ROFF—“He was faithful to Jesus. He was faithful to his country. He was faithful to our church family.” These are the words Mike Finley, retired pastor of Roff, First, said about Milton Wayne Johnson, who was recently inducted posthumously into the Oklahoma Military Hall of Fame.
The mission of the Hall of Fame is “Honoring the men and women of Oklahoma who served in the Uniformed Services of the United States, demonstrating extraordinary acts of courage, heroism or gallantry, and who continue to serve our country and communities today.”
Finley met almost weekly with Johnson and his wife Mary Belle during the years he pastored at Roff, First (1994-2005).
“We met together so often,” Finley said. “I just loved hearing his military stories and spending time with him.”
Johnson, who died in 2003, was a colonel in the U.S. Air Force, serving during World War II
and the Korean Conflict/War. Johnson, who came to Roff in 1990 from Colorado Springs, Colo., retired after 21 years of service. He and his wife were active members of Roff, First.
“Colonel Wayne and Mary Belle, who were married more than 60 years, had no children. He gave me his military (items), which mean so much. I have so many stories in my head from our conversations,” Finley added.
Finley nominated Johnson for the Oklahoma Military Hall of Fame in 2018. Col. Johnson was accepted into the 2019 class and was honored at a banquet on Oct. 26 in Norman. Finley spoke at the event and received the award on behalf of Johnson.
Prior to his passing, Johnson gave the pastor his medals, military photos and countless stories from his time serving our nation. Finley said. “Colonel Wayne liked to say, ‘They say there are no atheists in foxholes. Let me tell you, there are none in cockpits over targets either!’”
There is one story in particular that means more than the rest to Finley, one that related to Johnson’s testimony.
“Colonel Wayne was about 81 years old at the time, and he was doubting his salvation,” Finley said. “He told me he remembered coming forward in a revival, but he didn’t remember if he had actually prayed and accepted Christ.”
“The Colonel said, ‘I don’t know if I’m save.’”
“Let’s get it nailed down,” Finley told Johnson, and the pastor who led the military hero to confess his sins and put his faith and trust in Christ.
“I could tell Colonel Wayne was struggling with his past. I assured him that God would forgive him,” he added.
That Sunday morning, during the invitation, Johnson came forward to tell the church about his decision.
While it is a special joy to have Johnson’s name etched in the Military Hall of Fame, it is far greater that his name was written in the Lamb’s Book of Life, Finley believes.

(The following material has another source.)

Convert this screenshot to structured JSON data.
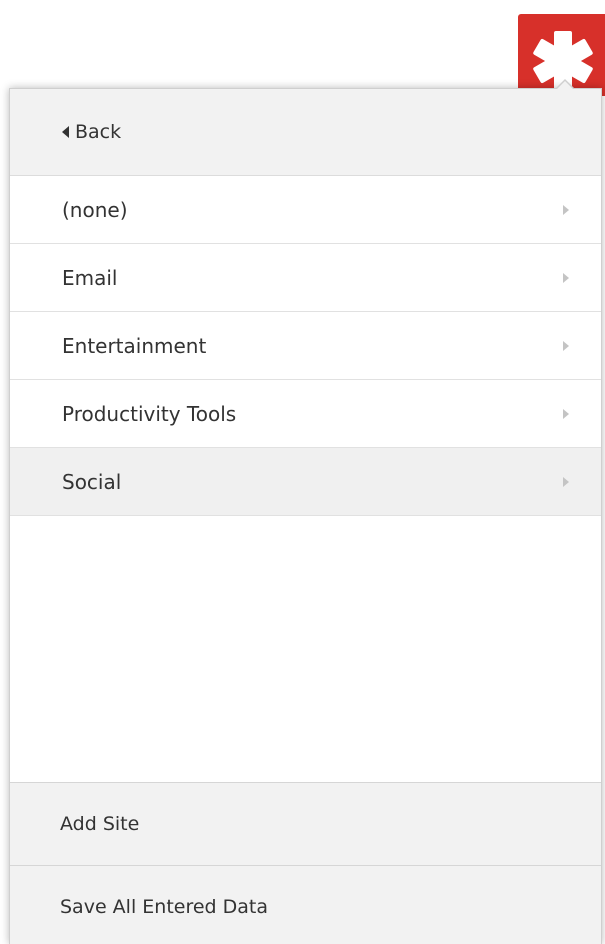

The legacy of Johnson, like the others we honor on Veterans Day, is an inspiration.
“Colonel Wayne inspires me to be faithful. He took that military discipline into his Christianity,” Finley added. “That’s the way we should all do. He was faithful to Jesus and His Church.”